Data records

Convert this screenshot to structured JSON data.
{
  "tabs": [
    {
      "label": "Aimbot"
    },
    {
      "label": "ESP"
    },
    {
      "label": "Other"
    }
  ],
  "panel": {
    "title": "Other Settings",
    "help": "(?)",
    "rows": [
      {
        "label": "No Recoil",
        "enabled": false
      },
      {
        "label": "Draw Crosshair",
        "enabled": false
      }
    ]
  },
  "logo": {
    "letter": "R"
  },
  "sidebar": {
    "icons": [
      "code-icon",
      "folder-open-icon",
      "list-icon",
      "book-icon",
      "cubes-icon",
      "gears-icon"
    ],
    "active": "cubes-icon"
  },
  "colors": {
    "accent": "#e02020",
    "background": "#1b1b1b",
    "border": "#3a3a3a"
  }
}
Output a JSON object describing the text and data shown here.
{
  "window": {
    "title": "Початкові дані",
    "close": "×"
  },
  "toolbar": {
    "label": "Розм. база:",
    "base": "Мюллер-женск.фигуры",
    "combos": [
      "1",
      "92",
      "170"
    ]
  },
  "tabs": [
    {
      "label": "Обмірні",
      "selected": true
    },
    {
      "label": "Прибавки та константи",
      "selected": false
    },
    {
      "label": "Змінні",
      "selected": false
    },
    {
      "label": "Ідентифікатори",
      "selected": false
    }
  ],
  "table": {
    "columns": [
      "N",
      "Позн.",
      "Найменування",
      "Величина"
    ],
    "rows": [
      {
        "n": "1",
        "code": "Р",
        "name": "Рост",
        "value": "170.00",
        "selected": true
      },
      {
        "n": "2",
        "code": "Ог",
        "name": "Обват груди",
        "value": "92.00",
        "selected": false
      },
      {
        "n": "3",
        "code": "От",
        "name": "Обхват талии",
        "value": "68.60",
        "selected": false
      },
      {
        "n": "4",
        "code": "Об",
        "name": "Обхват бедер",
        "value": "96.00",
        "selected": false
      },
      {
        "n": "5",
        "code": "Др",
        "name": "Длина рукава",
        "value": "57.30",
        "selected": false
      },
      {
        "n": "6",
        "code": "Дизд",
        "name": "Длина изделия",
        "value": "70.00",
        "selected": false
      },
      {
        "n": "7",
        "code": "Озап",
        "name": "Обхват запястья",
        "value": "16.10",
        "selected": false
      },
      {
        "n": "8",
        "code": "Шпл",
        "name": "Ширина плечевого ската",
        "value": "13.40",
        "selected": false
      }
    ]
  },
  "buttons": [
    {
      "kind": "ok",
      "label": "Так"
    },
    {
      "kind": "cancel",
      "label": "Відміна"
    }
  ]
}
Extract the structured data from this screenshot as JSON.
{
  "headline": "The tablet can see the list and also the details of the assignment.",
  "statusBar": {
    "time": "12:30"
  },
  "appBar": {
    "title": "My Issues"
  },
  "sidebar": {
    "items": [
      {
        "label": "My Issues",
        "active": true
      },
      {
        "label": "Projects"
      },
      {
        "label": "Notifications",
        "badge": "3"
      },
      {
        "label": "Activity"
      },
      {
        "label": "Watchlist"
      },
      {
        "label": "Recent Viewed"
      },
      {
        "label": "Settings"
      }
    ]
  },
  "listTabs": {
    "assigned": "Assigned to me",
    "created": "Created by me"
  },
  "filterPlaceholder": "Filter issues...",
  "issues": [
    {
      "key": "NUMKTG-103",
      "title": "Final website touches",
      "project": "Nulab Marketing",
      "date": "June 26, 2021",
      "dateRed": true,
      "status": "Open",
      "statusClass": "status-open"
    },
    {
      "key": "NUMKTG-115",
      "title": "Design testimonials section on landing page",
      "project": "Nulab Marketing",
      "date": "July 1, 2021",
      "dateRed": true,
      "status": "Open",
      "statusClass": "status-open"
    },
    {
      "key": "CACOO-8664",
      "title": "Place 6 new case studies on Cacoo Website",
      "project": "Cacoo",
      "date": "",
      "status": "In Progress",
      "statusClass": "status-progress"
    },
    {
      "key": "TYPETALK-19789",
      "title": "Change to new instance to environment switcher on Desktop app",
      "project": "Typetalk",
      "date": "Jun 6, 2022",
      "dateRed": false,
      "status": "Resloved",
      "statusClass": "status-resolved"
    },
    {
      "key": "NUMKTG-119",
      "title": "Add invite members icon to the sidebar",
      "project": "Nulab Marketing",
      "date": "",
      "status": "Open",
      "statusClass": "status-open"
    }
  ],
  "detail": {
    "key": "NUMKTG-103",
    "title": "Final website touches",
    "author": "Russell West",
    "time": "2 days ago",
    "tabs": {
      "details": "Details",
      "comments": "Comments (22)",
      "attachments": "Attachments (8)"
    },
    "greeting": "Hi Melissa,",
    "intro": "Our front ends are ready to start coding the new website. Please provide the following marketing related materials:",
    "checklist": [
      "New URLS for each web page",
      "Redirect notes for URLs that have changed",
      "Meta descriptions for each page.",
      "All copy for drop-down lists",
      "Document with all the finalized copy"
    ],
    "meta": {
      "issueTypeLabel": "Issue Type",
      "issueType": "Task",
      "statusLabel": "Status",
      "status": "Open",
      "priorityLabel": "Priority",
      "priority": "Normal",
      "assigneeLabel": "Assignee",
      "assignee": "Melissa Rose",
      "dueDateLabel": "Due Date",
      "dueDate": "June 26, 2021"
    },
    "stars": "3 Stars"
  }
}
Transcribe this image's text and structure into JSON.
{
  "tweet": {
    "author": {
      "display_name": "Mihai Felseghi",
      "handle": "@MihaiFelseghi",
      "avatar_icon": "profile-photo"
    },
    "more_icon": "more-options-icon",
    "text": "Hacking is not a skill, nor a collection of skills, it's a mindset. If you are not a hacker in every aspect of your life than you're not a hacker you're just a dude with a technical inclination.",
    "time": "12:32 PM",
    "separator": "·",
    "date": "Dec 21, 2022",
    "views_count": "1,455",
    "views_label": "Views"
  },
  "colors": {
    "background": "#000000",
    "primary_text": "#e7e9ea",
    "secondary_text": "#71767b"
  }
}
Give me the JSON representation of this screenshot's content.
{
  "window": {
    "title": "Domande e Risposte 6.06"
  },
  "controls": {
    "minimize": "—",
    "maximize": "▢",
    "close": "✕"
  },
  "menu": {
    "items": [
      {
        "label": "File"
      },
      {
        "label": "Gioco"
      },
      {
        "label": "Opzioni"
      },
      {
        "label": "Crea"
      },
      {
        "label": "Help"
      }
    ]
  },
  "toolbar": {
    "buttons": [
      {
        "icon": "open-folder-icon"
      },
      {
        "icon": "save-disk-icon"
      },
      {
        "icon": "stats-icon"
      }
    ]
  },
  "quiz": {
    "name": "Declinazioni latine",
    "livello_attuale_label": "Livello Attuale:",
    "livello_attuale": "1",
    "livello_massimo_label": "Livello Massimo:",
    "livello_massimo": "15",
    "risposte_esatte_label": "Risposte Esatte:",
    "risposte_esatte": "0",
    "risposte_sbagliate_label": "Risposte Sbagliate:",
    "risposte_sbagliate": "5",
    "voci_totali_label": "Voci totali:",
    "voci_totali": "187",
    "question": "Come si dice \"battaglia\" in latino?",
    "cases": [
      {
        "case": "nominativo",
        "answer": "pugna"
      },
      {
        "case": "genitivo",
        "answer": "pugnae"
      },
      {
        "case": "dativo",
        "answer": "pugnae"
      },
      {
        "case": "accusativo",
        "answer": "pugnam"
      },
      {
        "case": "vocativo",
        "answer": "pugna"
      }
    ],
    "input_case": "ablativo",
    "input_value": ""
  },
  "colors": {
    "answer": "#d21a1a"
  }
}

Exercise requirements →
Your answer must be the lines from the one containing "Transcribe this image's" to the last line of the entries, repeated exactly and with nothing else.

Solution for this task →
Transcribe this image's text and structure into JSON.
{
  "tweet": {
    "author": {
      "display_name": "Mihai Felseghi",
      "handle": "@MihaiFelseghi",
      "avatar_icon": "profile-photo"
    },
    "more_icon": "more-options-icon",
    "text": "Hacking is not a skill, nor a collection of skills, it's a mindset. If you are not a hacker in every aspect of your life than you're not a hacker you're just a dude with a technical inclination.",
    "time": "12:32 PM",
    "separator": "·",
    "date": "Dec 21, 2022",
    "views_count": "1,455",
    "views_label": "Views"
  },
  "colors": {
    "background": "#000000",
    "primary_text": "#e7e9ea",
    "secondary_text": "#71767b"
  }
}
Give me the JSON representation of this screenshot's content.
{
  "window": {
    "title": "Domande e Risposte 6.06"
  },
  "controls": {
    "minimize": "—",
    "maximize": "▢",
    "close": "✕"
  },
  "menu": {
    "items": [
      {
        "label": "File"
      },
      {
        "label": "Gioco"
      },
      {
        "label": "Opzioni"
      },
      {
        "label": "Crea"
      },
      {
        "label": "Help"
      }
    ]
  },
  "toolbar": {
    "buttons": [
      {
        "icon": "open-folder-icon"
      },
      {
        "icon": "save-disk-icon"
      },
      {
        "icon": "stats-icon"
      }
    ]
  },
  "quiz": {
    "name": "Declinazioni latine",
    "livello_attuale_label": "Livello Attuale:",
    "livello_attuale": "1",
    "livello_massimo_label": "Livello Massimo:",
    "livello_massimo": "15",
    "risposte_esatte_label": "Risposte Esatte:",
    "risposte_esatte": "0",
    "risposte_sbagliate_label": "Risposte Sbagliate:",
    "risposte_sbagliate": "5",
    "voci_totali_label": "Voci totali:",
    "voci_totali": "187",
    "question": "Come si dice \"battaglia\" in latino?",
    "cases": [
      {
        "case": "nominativo",
        "answer": "pugna"
      },
      {
        "case": "genitivo",
        "answer": "pugnae"
      },
      {
        "case": "dativo",
        "answer": "pugnae"
      },
      {
        "case": "accusativo",
        "answer": "pugnam"
      },
      {
        "case": "vocativo",
        "answer": "pugna"
      }
    ],
    "input_case": "ablativo",
    "input_value": ""
  },
  "colors": {
    "answer": "#d21a1a"
  }
}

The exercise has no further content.